One of the most concerning issues to modern ecology and society is the ongoing loss of biodiversity.

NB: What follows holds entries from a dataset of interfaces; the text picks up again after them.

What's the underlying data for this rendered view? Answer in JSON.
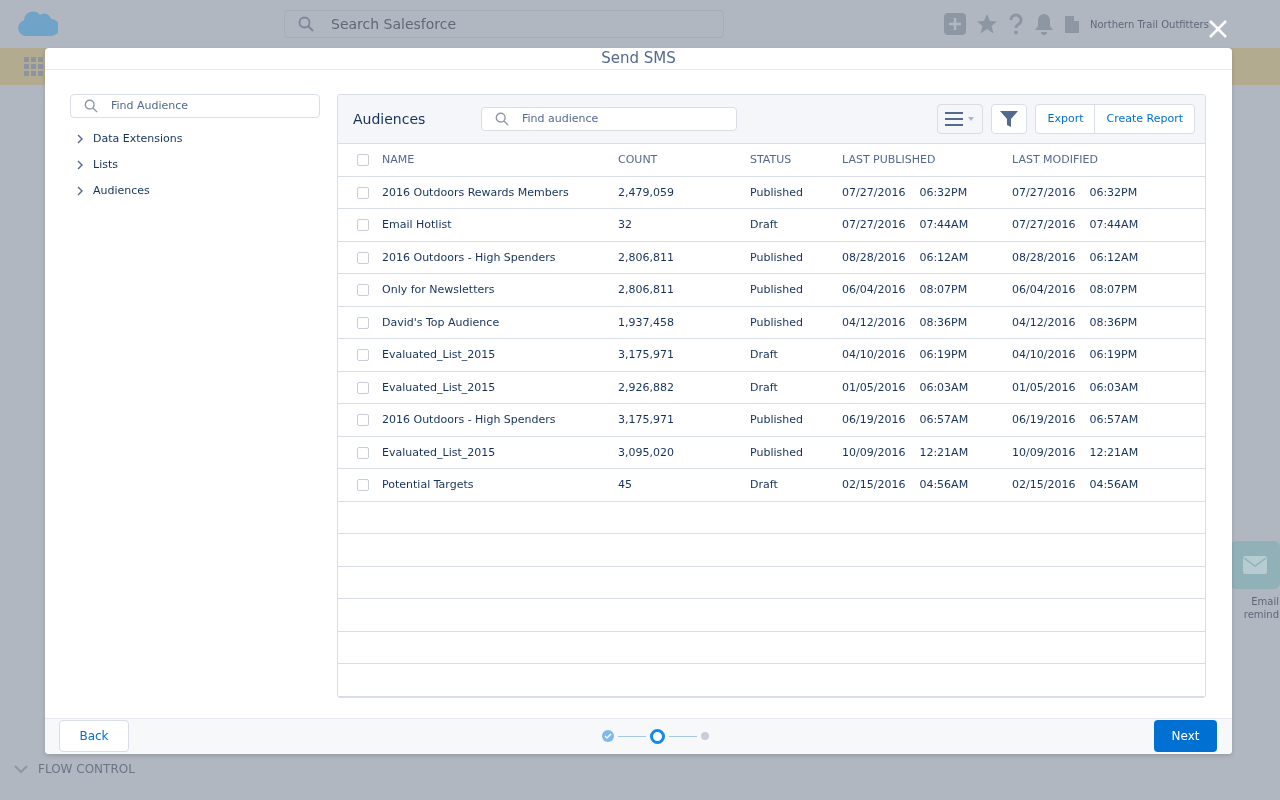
{
  "background": {
    "search": {
      "placeholder": "Search Salesforce"
    },
    "org_name": "Northern Trail Outfitters",
    "left_section": "FLOW CONTROL",
    "right_tile": [
      "Email",
      "remind"
    ]
  },
  "modal": {
    "title": "Send SMS",
    "sidebar": {
      "search": {
        "placeholder": "Find Audience"
      },
      "tree": [
        {
          "label": "Data Extensions",
          "expanded": false
        },
        {
          "label": "Lists",
          "expanded": false
        },
        {
          "label": "Audiences",
          "expanded": false
        }
      ]
    },
    "panel": {
      "title": "Audiences",
      "search": {
        "placeholder": "Find audience"
      },
      "buttons": [
        "Export",
        "Create Report"
      ]
    },
    "table": {
      "columns": [
        "NAME",
        "COUNT",
        "STATUS",
        "LAST PUBLISHED",
        "LAST MODIFIED"
      ],
      "select_all_checked": false,
      "rows": [
        {
          "name": "2016 Outdoors Rewards Members",
          "count": "2,479,059",
          "status": "Published",
          "published": [
            "07/27/2016",
            "06:32PM"
          ],
          "modified": [
            "07/27/2016",
            "06:32PM"
          ],
          "checked": false
        },
        {
          "name": "Email Hotlist",
          "count": "32",
          "status": "Draft",
          "published": [
            "07/27/2016",
            "07:44AM"
          ],
          "modified": [
            "07/27/2016",
            "07:44AM"
          ],
          "checked": false
        },
        {
          "name": "2016 Outdoors - High Spenders",
          "count": "2,806,811",
          "status": "Published",
          "published": [
            "08/28/2016",
            "06:12AM"
          ],
          "modified": [
            "08/28/2016",
            "06:12AM"
          ],
          "checked": false
        },
        {
          "name": "Only for Newsletters",
          "count": "2,806,811",
          "status": "Published",
          "published": [
            "06/04/2016",
            "08:07PM"
          ],
          "modified": [
            "06/04/2016",
            "08:07PM"
          ],
          "checked": false
        },
        {
          "name": "David's Top Audience",
          "count": "1,937,458",
          "status": "Published",
          "published": [
            "04/12/2016",
            "08:36PM"
          ],
          "modified": [
            "04/12/2016",
            "08:36PM"
          ],
          "checked": false
        },
        {
          "name": "Evaluated_List_2015",
          "count": "3,175,971",
          "status": "Draft",
          "published": [
            "04/10/2016",
            "06:19PM"
          ],
          "modified": [
            "04/10/2016",
            "06:19PM"
          ],
          "checked": false
        },
        {
          "name": "Evaluated_List_2015",
          "count": "2,926,882",
          "status": "Draft",
          "published": [
            "01/05/2016",
            "06:03AM"
          ],
          "modified": [
            "01/05/2016",
            "06:03AM"
          ],
          "checked": false
        },
        {
          "name": "2016 Outdoors - High Spenders",
          "count": "3,175,971",
          "status": "Published",
          "published": [
            "06/19/2016",
            "06:57AM"
          ],
          "modified": [
            "06/19/2016",
            "06:57AM"
          ],
          "checked": false
        },
        {
          "name": "Evaluated_List_2015",
          "count": "3,095,020",
          "status": "Published",
          "published": [
            "10/09/2016",
            "12:21AM"
          ],
          "modified": [
            "10/09/2016",
            "12:21AM"
          ],
          "checked": false
        },
        {
          "name": "Potential Targets",
          "count": "45",
          "status": "Draft",
          "published": [
            "02/15/2016",
            "04:56AM"
          ],
          "modified": [
            "02/15/2016",
            "04:56AM"
          ],
          "checked": false
        }
      ]
    },
    "footer": {
      "back": "Back",
      "next": "Next",
      "steps": [
        {
          "completed": true,
          "selected": false
        },
        {
          "completed": false,
          "selected": true
        },
        {
          "completed": false,
          "selected": false
        }
      ]
    }
  }
}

Ecosystems are now losing species at rates only seen in previous mass extinction events (Hails, 2008; Barnosky et al., 2011) with rates of extinction between 100 and 1000 times higher than pre-human levels (Pimm et al., 1995). This loss, in turn, is impairing the functioning of ecosystems (Worm et al., 2006; Mora et al., 2011a) and their capacity to deliver goods and services to mankind (Díaz et al., 2006). The sharp contrast between the declining “supply” of the Earth’s services and the rising “demand” from a growing human population indicates that such services will increasingly fall short, leading to the exacerbation of hunger, poverty and human suffering (Campbell et al., 2007; Mora & Sale, 2011).
There is relatively good consensus that biodiversity loss is being driven directly or indirectly by human stressors such as overexploitation, habitat loss, invasive species and climate change (Myers, 1995; Sala et al., 2000; Novacek & Cleland, 2001; Gaston et al., 2003; Jackson, 2008; Weidenhamer & Callaway, 2010). The relative role of such stressors, however, has been a focus of controversy as all threats do provide rational mechanisms to explain biodiversity loss and unfortunately most threats co-occur in natural conditions, making it difficult to isolate their individual effects (Myers, 1995; Sala et al., 2000; Novacek & Cleland, 2001; Mora et al., 2007). Since the cost of mitigating specific stressors could be considerable but disproportionate among different sectors of the economy (e.g., industries vs. fishers, fishermen vs. tourism developers, etc.), this uncertainty over the relative effect of anthropogenic stressors is often used as an argument to prevent the implementation of mitigation policies (e.g., Schiermeier, 2004; Worm & Myers, 2004; Grigg & Dollar, 2005).